What should we make of claims by members of other groups to have moralities different from our own? Human Rights in Chinese Thought gives an extended answer to this question in the first study of its kind. It integrates a full account of the development of Chinese rights discourse with philosophical consideration of how various communities should respond to contemporary Chinese claims about the uniqueness of their human rights concepts. The book elaborates a plausible kind of moral pluralism and demonstrates that Chinese ideas of human rights do indeed have distinctive characteristics, but it nonetheless argues for the importance and promise of cross-cultural moral engagement.

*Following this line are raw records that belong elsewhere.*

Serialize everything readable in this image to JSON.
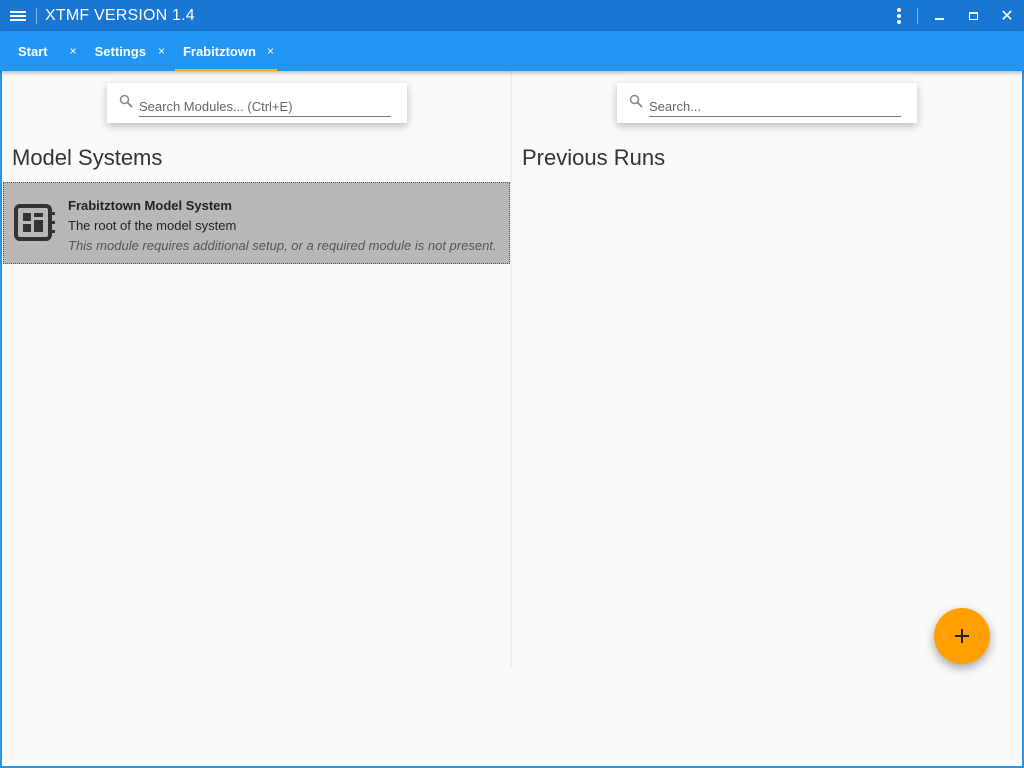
{
  "window": {
    "title": "XTMF VERSION 1.4",
    "controls": {
      "menu_icon": "hamburger-icon",
      "more_icon": "more-vert-icon",
      "minimize_icon": "minimize-icon",
      "maximize_icon": "maximize-icon",
      "close_symbol": "✕"
    }
  },
  "tabs": [
    {
      "label": "Start",
      "close": "",
      "active": false
    },
    {
      "label": "Settings",
      "close": "×",
      "active": false
    },
    {
      "label": "Frabitztown",
      "close": "×",
      "active": true
    }
  ],
  "start_tab_close": "×",
  "left_panel": {
    "search_placeholder": "Search Modules... (Ctrl+E)",
    "section_title": "Model Systems",
    "items": [
      {
        "name": "Frabitztown Model System",
        "description": "The root of the model system",
        "warning": "This module requires additional setup, or a required module is not present.",
        "icon": "model-system-icon"
      }
    ]
  },
  "right_panel": {
    "search_placeholder": "Search...",
    "section_title": "Previous Runs"
  },
  "fab": {
    "symbol": "+",
    "icon": "add-icon"
  },
  "colors": {
    "titlebar": "#1976d2",
    "tabbar": "#2196f3",
    "tab_indicator": "#ffb300",
    "fab": "#ffa000",
    "selected_item": "#b8b8b8"
  }
}
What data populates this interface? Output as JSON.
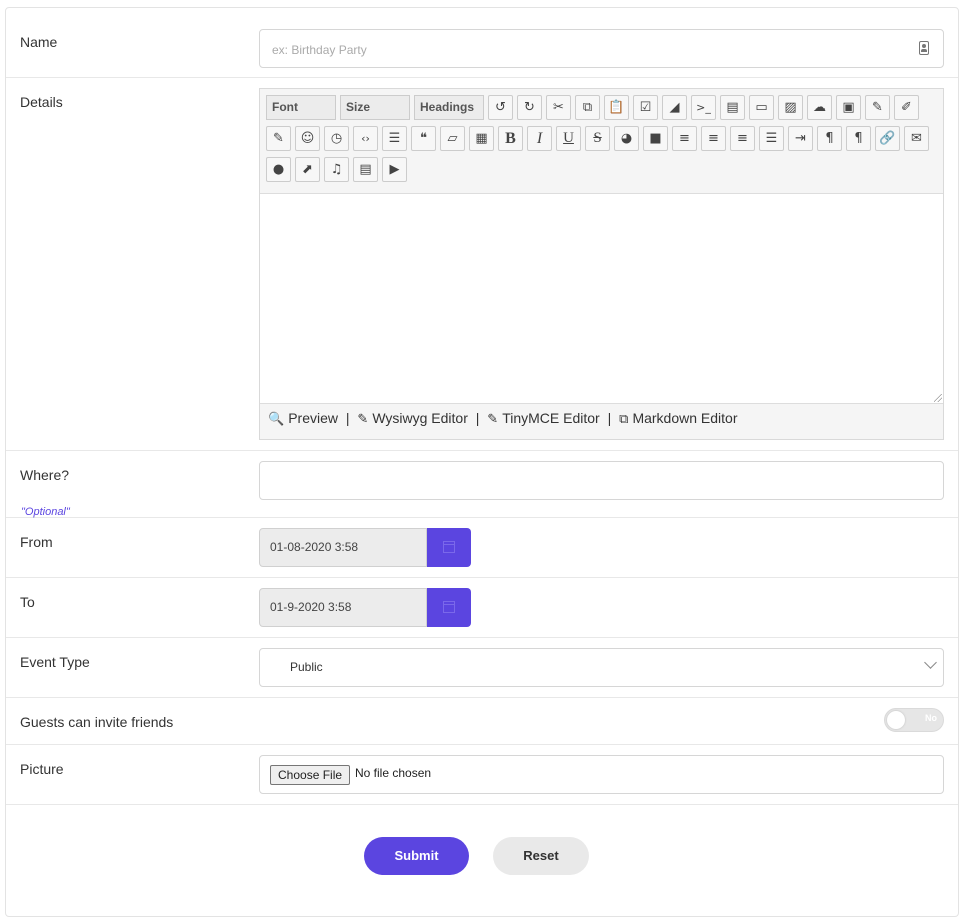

Stephen C. Angle is Director of the Fries Center for Global Studies, Mansfield Freeman Professor of East Asian Studies, and Professor of Philosophy at Wesleyan University. Angle specializes in Confucianism and comparative philosophy, and his research focuses on philosophy’s role in human rights, politics, and ethics both in East Asia and globally. Angle is the author of five books and co-editor of two others; his latest is Growing Moral: A Confucian Guide to Life (Oxford, 2022).